= ACTION ITEM =
What you need to do is retype every entry exactly as written.

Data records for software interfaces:
......
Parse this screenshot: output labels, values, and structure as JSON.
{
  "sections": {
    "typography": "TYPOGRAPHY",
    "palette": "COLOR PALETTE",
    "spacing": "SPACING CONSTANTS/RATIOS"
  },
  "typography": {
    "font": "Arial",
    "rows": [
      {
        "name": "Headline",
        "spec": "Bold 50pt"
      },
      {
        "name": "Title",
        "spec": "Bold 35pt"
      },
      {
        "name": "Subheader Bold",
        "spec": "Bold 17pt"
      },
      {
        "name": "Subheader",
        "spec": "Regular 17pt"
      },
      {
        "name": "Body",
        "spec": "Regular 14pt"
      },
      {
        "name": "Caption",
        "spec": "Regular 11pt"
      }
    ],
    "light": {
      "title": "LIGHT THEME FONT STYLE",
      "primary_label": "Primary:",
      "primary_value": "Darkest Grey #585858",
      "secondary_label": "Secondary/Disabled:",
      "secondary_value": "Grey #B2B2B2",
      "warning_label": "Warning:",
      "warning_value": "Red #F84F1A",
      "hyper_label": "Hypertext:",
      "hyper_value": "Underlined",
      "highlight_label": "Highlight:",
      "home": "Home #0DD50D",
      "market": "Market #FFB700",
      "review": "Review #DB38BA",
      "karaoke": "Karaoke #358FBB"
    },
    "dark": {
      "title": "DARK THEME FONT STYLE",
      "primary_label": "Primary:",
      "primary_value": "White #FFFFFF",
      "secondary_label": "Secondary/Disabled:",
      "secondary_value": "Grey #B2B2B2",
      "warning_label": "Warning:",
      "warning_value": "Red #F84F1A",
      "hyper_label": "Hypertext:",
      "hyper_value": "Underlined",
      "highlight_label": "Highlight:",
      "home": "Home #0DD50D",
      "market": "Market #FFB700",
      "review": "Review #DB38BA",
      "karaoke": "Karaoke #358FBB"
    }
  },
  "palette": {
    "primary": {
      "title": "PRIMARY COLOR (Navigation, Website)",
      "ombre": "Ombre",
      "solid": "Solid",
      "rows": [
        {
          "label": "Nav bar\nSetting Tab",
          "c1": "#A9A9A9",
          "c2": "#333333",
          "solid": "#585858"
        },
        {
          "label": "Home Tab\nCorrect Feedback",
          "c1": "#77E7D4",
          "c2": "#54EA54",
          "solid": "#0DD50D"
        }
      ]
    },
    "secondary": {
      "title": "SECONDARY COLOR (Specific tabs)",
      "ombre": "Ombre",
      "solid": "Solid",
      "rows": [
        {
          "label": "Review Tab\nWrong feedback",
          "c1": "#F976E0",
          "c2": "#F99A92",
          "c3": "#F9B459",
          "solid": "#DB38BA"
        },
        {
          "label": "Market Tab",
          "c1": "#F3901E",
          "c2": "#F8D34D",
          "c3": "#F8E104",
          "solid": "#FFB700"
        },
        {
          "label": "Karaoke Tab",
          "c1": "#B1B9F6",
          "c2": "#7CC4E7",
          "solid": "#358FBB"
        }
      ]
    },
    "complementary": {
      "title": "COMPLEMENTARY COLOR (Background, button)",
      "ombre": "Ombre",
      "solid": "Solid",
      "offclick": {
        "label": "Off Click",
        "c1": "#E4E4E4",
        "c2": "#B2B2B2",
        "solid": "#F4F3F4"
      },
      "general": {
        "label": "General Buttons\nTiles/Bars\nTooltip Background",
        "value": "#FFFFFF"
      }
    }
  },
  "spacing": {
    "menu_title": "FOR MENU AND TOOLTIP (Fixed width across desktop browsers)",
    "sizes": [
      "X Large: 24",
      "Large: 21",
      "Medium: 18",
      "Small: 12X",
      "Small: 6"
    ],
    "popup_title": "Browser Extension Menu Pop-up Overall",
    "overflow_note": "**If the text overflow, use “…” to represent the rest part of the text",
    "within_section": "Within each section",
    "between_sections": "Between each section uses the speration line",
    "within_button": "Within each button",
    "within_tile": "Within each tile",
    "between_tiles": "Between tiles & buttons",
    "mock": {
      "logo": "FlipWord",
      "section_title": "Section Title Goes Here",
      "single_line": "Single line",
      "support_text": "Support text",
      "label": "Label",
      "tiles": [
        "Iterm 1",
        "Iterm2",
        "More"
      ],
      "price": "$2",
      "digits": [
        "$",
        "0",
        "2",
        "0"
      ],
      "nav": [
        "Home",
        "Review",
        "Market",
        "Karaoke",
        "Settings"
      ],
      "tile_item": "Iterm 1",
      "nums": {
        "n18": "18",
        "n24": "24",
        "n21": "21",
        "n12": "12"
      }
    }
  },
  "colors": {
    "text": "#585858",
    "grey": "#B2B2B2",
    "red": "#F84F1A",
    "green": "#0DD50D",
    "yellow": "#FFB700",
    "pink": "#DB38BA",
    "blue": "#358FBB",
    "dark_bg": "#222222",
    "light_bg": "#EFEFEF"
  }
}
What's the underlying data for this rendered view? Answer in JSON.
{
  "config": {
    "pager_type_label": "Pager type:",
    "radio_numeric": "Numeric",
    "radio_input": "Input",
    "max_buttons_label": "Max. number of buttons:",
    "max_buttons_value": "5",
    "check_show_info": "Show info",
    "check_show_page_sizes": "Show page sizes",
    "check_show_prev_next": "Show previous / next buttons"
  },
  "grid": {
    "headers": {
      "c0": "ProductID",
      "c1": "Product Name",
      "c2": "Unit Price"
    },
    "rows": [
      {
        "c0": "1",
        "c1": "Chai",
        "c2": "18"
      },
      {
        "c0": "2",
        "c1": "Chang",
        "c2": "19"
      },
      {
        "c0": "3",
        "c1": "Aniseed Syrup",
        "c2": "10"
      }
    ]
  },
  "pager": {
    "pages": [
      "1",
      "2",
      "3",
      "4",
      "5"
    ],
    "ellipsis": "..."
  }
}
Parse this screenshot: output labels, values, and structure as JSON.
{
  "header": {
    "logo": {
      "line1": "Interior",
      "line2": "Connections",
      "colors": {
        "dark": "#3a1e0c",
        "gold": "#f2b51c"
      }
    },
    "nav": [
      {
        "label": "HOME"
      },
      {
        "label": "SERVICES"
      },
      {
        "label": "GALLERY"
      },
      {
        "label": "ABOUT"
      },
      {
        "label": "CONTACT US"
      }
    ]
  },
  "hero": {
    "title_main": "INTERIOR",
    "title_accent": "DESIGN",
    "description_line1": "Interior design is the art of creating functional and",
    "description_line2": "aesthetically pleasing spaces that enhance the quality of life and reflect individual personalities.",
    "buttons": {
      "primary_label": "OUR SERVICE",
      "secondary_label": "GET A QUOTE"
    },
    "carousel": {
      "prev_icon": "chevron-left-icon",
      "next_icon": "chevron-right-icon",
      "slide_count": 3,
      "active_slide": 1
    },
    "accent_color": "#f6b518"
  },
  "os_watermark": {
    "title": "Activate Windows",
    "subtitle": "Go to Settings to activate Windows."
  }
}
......
= RESULT OF THE EXERCISE =
Parse this screenshot: output labels, values, and structure as JSON.
{
  "sections": {
    "typography": "TYPOGRAPHY",
    "palette": "COLOR PALETTE",
    "spacing": "SPACING CONSTANTS/RATIOS"
  },
  "typography": {
    "font": "Arial",
    "rows": [
      {
        "name": "Headline",
        "spec": "Bold 50pt"
      },
      {
        "name": "Title",
        "spec": "Bold 35pt"
      },
      {
        "name": "Subheader Bold",
        "spec": "Bold 17pt"
      },
      {
        "name": "Subheader",
        "spec": "Regular 17pt"
      },
      {
        "name": "Body",
        "spec": "Regular 14pt"
      },
      {
        "name": "Caption",
        "spec": "Regular 11pt"
      }
    ],
    "light": {
      "title": "LIGHT THEME FONT STYLE",
      "primary_label": "Primary:",
      "primary_value": "Darkest Grey #585858",
      "secondary_label": "Secondary/Disabled:",
      "secondary_value": "Grey #B2B2B2",
      "warning_label": "Warning:",
      "warning_value": "Red #F84F1A",
      "hyper_label": "Hypertext:",
      "hyper_value": "Underlined",
      "highlight_label": "Highlight:",
      "home": "Home #0DD50D",
      "market": "Market #FFB700",
      "review": "Review #DB38BA",
      "karaoke": "Karaoke #358FBB"
    },
    "dark": {
      "title": "DARK THEME FONT STYLE",
      "primary_label": "Primary:",
      "primary_value": "White #FFFFFF",
      "secondary_label": "Secondary/Disabled:",
      "secondary_value": "Grey #B2B2B2",
      "warning_label": "Warning:",
      "warning_value": "Red #F84F1A",
      "hyper_label": "Hypertext:",
      "hyper_value": "Underlined",
      "highlight_label": "Highlight:",
      "home": "Home #0DD50D",
      "market": "Market #FFB700",
      "review": "Review #DB38BA",
      "karaoke": "Karaoke #358FBB"
    }
  },
  "palette": {
    "primary": {
      "title": "PRIMARY COLOR (Navigation, Website)",
      "ombre": "Ombre",
      "solid": "Solid",
      "rows": [
        {
          "label": "Nav bar\nSetting Tab",
          "c1": "#A9A9A9",
          "c2": "#333333",
          "solid": "#585858"
        },
        {
          "label": "Home Tab\nCorrect Feedback",
          "c1": "#77E7D4",
          "c2": "#54EA54",
          "solid": "#0DD50D"
        }
      ]
    },
    "secondary": {
      "title": "SECONDARY COLOR (Specific tabs)",
      "ombre": "Ombre",
      "solid": "Solid",
      "rows": [
        {
          "label": "Review Tab\nWrong feedback",
          "c1": "#F976E0",
          "c2": "#F99A92",
          "c3": "#F9B459",
          "solid": "#DB38BA"
        },
        {
          "label": "Market Tab",
          "c1": "#F3901E",
          "c2": "#F8D34D",
          "c3": "#F8E104",
          "solid": "#FFB700"
        },
        {
          "label": "Karaoke Tab",
          "c1": "#B1B9F6",
          "c2": "#7CC4E7",
          "solid": "#358FBB"
        }
      ]
    },
    "complementary": {
      "title": "COMPLEMENTARY COLOR (Background, button)",
      "ombre": "Ombre",
      "solid": "Solid",
      "offclick": {
        "label": "Off Click",
        "c1": "#E4E4E4",
        "c2": "#B2B2B2",
        "solid": "#F4F3F4"
      },
      "general": {
        "label": "General Buttons\nTiles/Bars\nTooltip Background",
        "value": "#FFFFFF"
      }
    }
  },
  "spacing": {
    "menu_title": "FOR MENU AND TOOLTIP (Fixed width across desktop browsers)",
    "sizes": [
      "X Large: 24",
      "Large: 21",
      "Medium: 18",
      "Small: 12X",
      "Small: 6"
    ],
    "popup_title": "Browser Extension Menu Pop-up Overall",
    "overflow_note": "**If the text overflow, use “…” to represent the rest part of the text",
    "within_section": "Within each section",
    "between_sections": "Between each section uses the speration line",
    "within_button": "Within each button",
    "within_tile": "Within each tile",
    "between_tiles": "Between tiles & buttons",
    "mock": {
      "logo": "FlipWord",
      "section_title": "Section Title Goes Here",
      "single_line": "Single line",
      "support_text": "Support text",
      "label": "Label",
      "tiles": [
        "Iterm 1",
        "Iterm2",
        "More"
      ],
      "price": "$2",
      "digits": [
        "$",
        "0",
        "2",
        "0"
      ],
      "nav": [
        "Home",
        "Review",
        "Market",
        "Karaoke",
        "Settings"
      ],
      "tile_item": "Iterm 1",
      "nums": {
        "n18": "18",
        "n24": "24",
        "n21": "21",
        "n12": "12"
      }
    }
  },
  "colors": {
    "text": "#585858",
    "grey": "#B2B2B2",
    "red": "#F84F1A",
    "green": "#0DD50D",
    "yellow": "#FFB700",
    "pink": "#DB38BA",
    "blue": "#358FBB",
    "dark_bg": "#222222",
    "light_bg": "#EFEFEF"
  }
}
What's the underlying data for this rendered view? Answer in JSON.
{
  "config": {
    "pager_type_label": "Pager type:",
    "radio_numeric": "Numeric",
    "radio_input": "Input",
    "max_buttons_label": "Max. number of buttons:",
    "max_buttons_value": "5",
    "check_show_info": "Show info",
    "check_show_page_sizes": "Show page sizes",
    "check_show_prev_next": "Show previous / next buttons"
  },
  "grid": {
    "headers": {
      "c0": "ProductID",
      "c1": "Product Name",
      "c2": "Unit Price"
    },
    "rows": [
      {
        "c0": "1",
        "c1": "Chai",
        "c2": "18"
      },
      {
        "c0": "2",
        "c1": "Chang",
        "c2": "19"
      },
      {
        "c0": "3",
        "c1": "Aniseed Syrup",
        "c2": "10"
      }
    ]
  },
  "pager": {
    "pages": [
      "1",
      "2",
      "3",
      "4",
      "5"
    ],
    "ellipsis": "..."
  }
}
Parse this screenshot: output labels, values, and structure as JSON.
{
  "header": {
    "logo": {
      "line1": "Interior",
      "line2": "Connections",
      "colors": {
        "dark": "#3a1e0c",
        "gold": "#f2b51c"
      }
    },
    "nav": [
      {
        "label": "HOME"
      },
      {
        "label": "SERVICES"
      },
      {
        "label": "GALLERY"
      },
      {
        "label": "ABOUT"
      },
      {
        "label": "CONTACT US"
      }
    ]
  },
  "hero": {
    "title_main": "INTERIOR",
    "title_accent": "DESIGN",
    "description_line1": "Interior design is the art of creating functional and",
    "description_line2": "aesthetically pleasing spaces that enhance the quality of life and reflect individual personalities.",
    "buttons": {
      "primary_label": "OUR SERVICE",
      "secondary_label": "GET A QUOTE"
    },
    "carousel": {
      "prev_icon": "chevron-left-icon",
      "next_icon": "chevron-right-icon",
      "slide_count": 3,
      "active_slide": 1
    },
    "accent_color": "#f6b518"
  },
  "os_watermark": {
    "title": "Activate Windows",
    "subtitle": "Go to Settings to activate Windows."
  }
}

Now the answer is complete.